    I'm just saying folks get all haughty over silly metrics on what a "good life" consists of and what the only good places to live are.
     
    1 person likes this.
  15. Texastyle

    Texastyle Well-Known Member

    Messages:
    1,604
    Joined:
    May 7, 2011
    Austin might be worth looking into. It has a great music scene and plenty of interesting restaurants and things to do. It never gets too cold and there are always plenty of people out doing outdoorsy things and you get the benefit of it having a major university.
     
  16. rnoldh

    rnoldh Well-Known Member

    Messages:
    13,557
    Joined:
    Jul 24, 2006
    Houston is a fantastic place to live.

    Everyone that I know who has moved here loves it.

    That does not mean everyone that has moved here but those that I know.
     
  17. impolyt_one

    impolyt_one Well-Known Member

    Messages:
    14,457
    Joined:
    Sep 6, 2006
    Location:
    The Temple of Jawnz
    

    What do you do in your free time that a reasonably sized American town can't cater to? Highly experienced BDSM? Come on man. I know for a fact that a college town can satisfy your basic needs for awhile, they are designed to - and well, they're nicer than the real world too, in many ways.
    It's nice to talk mad shit about cities but really, the only thing that will affect the average person's life day to day is the tax rate, the weather, and the people. If you think you have finer taste than the locals in an American locale you will end up buying your shit online, so who cares? I don't know if you're out waiting for Scott Schumann to snap you or what, so I guess that is a possibility, but really, American big town near a city, American city that is not New York - you're getting the same thing.
     
  18. Lord-Barrington

    Lord-Barrington Well-Known Member

    Messages:
    2,811
    Joined:
    Sep 20, 2010
    

    If you like Scottsdale and Detroit, good for you. But both those cities suck and I think most people I know would agree. One is a post-industrial waste zone and the other is a sprawling mess of traffic jams, golf carts, and Olive Gardens.

    As I said, you can write paragraphs and paragraphs about how a certain crappy city is "on its way up" but I only plan on living once, so why waste it living in a city that sucks, waiting for it to get good?
     
    Last edited: Dec 3, 2011
  19. Lord-Barrington

    Lord-Barrington Well-Known Member

    Messages:
    2,811
    Joined:
    Sep 20, 2010
    


    What do I do on a normal Saturday?

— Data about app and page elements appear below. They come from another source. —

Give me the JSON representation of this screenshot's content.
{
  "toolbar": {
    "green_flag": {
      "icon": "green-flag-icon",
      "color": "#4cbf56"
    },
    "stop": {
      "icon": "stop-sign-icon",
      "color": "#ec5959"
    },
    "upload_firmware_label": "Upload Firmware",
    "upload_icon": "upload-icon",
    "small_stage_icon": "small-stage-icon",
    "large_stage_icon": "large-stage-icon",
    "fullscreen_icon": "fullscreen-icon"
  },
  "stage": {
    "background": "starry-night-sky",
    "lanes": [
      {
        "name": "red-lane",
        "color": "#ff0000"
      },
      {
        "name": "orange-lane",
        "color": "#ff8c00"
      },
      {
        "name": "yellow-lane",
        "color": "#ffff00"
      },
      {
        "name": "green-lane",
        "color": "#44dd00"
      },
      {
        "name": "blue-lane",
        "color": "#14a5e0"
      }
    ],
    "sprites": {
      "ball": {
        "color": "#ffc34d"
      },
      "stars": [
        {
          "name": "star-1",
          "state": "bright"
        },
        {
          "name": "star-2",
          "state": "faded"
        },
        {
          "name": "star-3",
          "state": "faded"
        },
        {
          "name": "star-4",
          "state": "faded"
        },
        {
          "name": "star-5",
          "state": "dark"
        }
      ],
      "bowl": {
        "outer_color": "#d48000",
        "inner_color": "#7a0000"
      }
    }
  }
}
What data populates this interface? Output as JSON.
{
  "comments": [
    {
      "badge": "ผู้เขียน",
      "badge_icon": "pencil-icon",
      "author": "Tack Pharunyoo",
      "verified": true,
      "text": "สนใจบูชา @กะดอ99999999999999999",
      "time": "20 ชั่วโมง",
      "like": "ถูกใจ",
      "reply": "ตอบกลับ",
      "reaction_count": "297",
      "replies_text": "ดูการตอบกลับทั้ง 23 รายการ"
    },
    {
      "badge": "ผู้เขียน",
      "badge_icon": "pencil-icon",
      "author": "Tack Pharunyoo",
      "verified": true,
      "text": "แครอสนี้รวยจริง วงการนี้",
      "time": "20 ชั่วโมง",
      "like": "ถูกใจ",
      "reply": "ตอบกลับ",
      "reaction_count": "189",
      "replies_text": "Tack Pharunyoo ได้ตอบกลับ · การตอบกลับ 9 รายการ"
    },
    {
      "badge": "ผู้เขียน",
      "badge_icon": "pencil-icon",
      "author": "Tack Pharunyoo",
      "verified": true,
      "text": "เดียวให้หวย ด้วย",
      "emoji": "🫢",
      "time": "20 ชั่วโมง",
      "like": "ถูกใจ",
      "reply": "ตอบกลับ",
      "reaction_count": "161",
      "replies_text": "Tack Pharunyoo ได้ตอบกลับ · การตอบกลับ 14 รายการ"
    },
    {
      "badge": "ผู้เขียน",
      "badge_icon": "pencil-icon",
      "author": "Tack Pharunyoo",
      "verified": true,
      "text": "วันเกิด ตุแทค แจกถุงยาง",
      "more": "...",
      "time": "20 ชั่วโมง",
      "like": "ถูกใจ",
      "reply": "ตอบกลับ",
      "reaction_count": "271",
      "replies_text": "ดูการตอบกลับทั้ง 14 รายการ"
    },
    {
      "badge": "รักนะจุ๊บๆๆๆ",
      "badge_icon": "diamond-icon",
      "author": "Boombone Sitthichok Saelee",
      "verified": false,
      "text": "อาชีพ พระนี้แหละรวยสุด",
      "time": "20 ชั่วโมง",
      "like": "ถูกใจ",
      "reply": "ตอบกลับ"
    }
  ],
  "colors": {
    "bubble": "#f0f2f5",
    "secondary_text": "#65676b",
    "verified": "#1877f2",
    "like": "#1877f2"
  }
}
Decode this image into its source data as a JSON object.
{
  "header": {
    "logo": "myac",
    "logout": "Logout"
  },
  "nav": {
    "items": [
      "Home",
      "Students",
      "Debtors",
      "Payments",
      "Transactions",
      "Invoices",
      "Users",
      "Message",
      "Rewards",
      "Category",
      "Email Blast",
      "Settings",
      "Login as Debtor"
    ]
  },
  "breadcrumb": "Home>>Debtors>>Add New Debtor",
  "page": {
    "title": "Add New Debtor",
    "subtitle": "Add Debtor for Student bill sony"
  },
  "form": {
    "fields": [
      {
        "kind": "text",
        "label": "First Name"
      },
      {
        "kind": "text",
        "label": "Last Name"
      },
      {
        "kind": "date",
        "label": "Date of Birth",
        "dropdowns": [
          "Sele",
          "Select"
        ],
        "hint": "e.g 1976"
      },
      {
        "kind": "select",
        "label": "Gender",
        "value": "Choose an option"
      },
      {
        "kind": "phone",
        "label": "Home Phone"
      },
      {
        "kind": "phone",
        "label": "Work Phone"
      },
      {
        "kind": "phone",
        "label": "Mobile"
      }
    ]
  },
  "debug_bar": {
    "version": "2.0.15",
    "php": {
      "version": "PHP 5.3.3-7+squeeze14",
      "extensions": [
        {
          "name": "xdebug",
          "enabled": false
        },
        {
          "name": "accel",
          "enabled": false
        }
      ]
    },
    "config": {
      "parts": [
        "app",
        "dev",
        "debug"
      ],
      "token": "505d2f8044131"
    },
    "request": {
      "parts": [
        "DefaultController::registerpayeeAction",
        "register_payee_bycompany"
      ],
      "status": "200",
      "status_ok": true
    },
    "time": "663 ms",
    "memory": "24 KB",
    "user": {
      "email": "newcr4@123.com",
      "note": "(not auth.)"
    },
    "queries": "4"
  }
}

I walk around the city, dropping into galleries and cafes and cool little stores, then at night I eat at a nice restaurant and go to a show or a movie. Can I do that in Scottsdale, Kansas City, or Memphis?

    No.

    People who pretend that all cities are more or less created equal and you just need to make the most of it have never lived in a world class city.
     
  20. impolyt_one

    impolyt_one Well-Known Member

    Messages:
    14,457
    Joined:
    Sep 6, 2006
    Location:
    The Temple of Jawnz
    That is cute man, but you are talking a lot of poop - Kansas City has one of the finest art galleries in your country, as it so happens.

    I don't believe cities are created equal, and so I live in Tokyo. No city in America besides NYC would do it for me at this point, as I've said, and even then, I prefer Tokyo.
     

Share This Page

Styleforum is proudly sponsored by